Saturday, September 06, 2014
NEO 2014 RC flys by on 7-8 September, 2014
NEO 2014 RC as seen from Siding Springs Observatory from 1:15 am 8 September - 5:15 am (15:15 - 19:15 UT 7 September). The crosses mark the position of the asteroid every 5 minutes. Positions calculated in Horizon Track from JPL horizons data. click to embiggen.
Near Earth Asteroid 2014 RC will come close to Earth on 18:00 UT 7 September at distance of 0.0003 AU (around 0.15 Earth-Moon distances). It has an estimated diameter of 20m. It is brightest at 17:15 UT though.
The asteroid is currently magnitude 19, and will be a reasonably mag 11.2 at closest approach, despite its small size.
The asteroid is well placed for southern observers, and will be relatively bright (magnitude 13 to 11) from midnight on. Imaging this may be difficult as the asteooid is moving too fast to track. OIndeed you will need a widefield objective to see the asteroid falsh past at cloest approach around 3 am on Sunday. .
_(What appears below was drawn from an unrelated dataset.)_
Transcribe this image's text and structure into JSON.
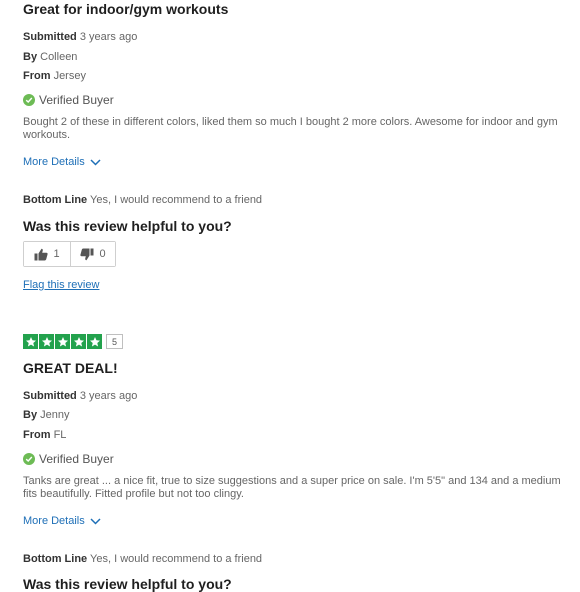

NEO 2014 RC as seen from Siding Springs Observatory from 2:50 am 8 September - 3:50 am (16:50 - 17:50 UT 7 September). The crosses mark the position of the asteroid every 5 minutes.
Positions calculated in Horizon Track from JPL horizons data. The circles mark the different location of the Asteroid im MPC (2014 RC) and JPL (2014 RA) data click to embiggen.
NEO 2014 RC passes from Aquarius through Sculptor and Phoenix to Eriadanus.
The asteroid is visible from start of astronomical twilight in the evening of the 7 September local time (magnitude 14) until end of astronomical twilight on the 8th (local time).
You will need to use a topocentric ephemeris and camp out on the asteroid track.
There is a substantial parallax effect (gretaer than one defree 1 degree), so unless your planetarium program is able to cope with close parallax (most can't), you will need to work from topocentric coordinates. You will need your latitude and longitude for an accurate ephemeris from you position.
For topocentric ephemerides go to http://www.minorplanetcenter.net/iau/MPEph/MPEph.html
Always use the latest possible orbital elements and ephemeris. The planning guides to viewing YU55 here and here will help organising topocentric ephemerides for close approaching NEO's.
You will need to use unguided exposures. Choose a point where the asteroid will pass and aim at that.